"He eats a candy."
Translation:Lui mangia una caramella.
I typed in the correct word but it told me I was wrong. It said I should have used dolce instead of caramella. That's strange.
I put un instead because it said "He eats a candy." Am I supposed to put masculine and feminine articles/indefinites (whatever their called) based on the person being spoken about, or the noun?
It said to me to use egli instead of gli, although it's so the word for "he". What's the difference?
Do I have to use the articles EVERY time? I'm a native Spanish speaker and in Spanish is ok to leave out the articles sometimes, for example you can say "yo como bizcocho" just as you can say I eat cake in English. I know Italian is different but I'm not sure when I can not use the articles and when I can't.
If you have just gone to the candy store, then you are eating candy (mass noun) io mangio caramelle. If you are eating your brother's candy, then io mangio le caramelle. If you only have one candy left, io mangio una caramella. The use of definite articles and partitives is more prevalent in Italian than in Spanish.
the translation for caramella is the US translation. care for UK localisation?
what does it mean by definite and indefinite? sorry if this is a stupid question but i've never learned another language before
I believe definite articles are the equivalents of "the" and indefinite are the equivalent of "a" and "an".

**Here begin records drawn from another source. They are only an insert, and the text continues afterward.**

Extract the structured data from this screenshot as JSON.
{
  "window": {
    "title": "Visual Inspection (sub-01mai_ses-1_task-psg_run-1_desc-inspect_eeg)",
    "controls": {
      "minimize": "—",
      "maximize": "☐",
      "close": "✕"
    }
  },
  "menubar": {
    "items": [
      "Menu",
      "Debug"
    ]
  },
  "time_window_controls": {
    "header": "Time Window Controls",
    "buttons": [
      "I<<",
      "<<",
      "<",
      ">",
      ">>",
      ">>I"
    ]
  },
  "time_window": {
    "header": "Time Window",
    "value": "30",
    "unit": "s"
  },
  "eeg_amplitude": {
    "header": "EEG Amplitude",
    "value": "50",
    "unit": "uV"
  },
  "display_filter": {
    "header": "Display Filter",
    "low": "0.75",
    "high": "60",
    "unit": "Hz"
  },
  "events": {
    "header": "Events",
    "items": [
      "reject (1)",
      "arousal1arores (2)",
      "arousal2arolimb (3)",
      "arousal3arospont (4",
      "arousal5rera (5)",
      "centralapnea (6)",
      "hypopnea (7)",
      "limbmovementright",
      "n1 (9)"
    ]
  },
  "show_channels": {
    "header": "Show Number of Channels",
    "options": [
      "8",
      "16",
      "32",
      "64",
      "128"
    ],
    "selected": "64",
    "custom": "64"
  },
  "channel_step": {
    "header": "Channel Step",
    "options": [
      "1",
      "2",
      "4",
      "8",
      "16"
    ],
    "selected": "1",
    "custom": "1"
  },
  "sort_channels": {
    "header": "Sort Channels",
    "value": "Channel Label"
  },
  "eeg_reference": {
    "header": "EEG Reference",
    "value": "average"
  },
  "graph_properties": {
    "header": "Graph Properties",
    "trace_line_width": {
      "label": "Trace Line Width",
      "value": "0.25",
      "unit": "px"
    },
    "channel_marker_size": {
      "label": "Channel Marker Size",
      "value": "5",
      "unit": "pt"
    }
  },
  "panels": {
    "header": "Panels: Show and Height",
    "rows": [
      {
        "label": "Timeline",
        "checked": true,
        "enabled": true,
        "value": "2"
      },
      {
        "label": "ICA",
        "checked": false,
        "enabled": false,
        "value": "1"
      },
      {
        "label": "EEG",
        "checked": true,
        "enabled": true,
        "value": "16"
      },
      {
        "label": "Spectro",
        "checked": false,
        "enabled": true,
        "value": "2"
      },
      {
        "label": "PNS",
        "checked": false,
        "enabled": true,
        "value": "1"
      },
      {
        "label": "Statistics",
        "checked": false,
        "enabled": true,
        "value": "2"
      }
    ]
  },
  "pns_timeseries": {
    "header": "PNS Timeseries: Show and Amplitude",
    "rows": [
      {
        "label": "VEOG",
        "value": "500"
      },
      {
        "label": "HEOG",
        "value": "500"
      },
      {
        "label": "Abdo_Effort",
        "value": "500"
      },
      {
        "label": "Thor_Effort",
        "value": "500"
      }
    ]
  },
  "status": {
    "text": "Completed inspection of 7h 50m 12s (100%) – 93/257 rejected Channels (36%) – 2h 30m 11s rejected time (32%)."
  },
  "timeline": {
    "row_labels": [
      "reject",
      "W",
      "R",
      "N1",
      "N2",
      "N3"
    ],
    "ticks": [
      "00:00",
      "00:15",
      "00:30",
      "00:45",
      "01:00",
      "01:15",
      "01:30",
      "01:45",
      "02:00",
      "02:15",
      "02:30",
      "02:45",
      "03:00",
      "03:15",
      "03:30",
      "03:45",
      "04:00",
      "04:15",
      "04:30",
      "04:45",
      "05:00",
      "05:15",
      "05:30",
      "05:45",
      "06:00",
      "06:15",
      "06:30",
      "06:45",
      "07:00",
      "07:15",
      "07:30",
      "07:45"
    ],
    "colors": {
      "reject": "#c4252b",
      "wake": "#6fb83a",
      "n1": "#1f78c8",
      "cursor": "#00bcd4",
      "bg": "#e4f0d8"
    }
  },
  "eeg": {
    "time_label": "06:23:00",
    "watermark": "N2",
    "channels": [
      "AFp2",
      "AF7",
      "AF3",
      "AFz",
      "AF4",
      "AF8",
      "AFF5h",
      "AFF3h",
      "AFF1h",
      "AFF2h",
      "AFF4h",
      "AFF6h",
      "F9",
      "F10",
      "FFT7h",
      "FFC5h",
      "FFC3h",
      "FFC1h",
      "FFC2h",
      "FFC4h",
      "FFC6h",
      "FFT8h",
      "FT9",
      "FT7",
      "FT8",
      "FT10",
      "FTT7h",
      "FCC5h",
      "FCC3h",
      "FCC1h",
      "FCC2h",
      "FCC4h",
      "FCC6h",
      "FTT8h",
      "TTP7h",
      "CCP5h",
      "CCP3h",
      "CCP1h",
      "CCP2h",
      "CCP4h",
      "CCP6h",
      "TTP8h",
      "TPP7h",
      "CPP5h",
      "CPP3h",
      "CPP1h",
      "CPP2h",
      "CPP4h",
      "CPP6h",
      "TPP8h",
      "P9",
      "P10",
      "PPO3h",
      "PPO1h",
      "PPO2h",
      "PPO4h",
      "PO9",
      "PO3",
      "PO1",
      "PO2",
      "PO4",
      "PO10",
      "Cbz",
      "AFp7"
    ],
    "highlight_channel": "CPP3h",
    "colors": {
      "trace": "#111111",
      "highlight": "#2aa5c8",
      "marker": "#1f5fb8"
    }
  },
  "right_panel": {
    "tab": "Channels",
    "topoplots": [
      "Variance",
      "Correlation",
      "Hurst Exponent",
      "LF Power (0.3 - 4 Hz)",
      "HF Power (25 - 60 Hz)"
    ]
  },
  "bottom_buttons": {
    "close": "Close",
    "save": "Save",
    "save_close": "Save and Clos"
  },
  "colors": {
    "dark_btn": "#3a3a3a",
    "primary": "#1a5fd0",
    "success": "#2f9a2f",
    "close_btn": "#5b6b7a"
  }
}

"La ragazza", for example, refers to a specific girl. She's THE girl. "Una ragazza" is more general. We're referring to "a girl", which could be any random girl.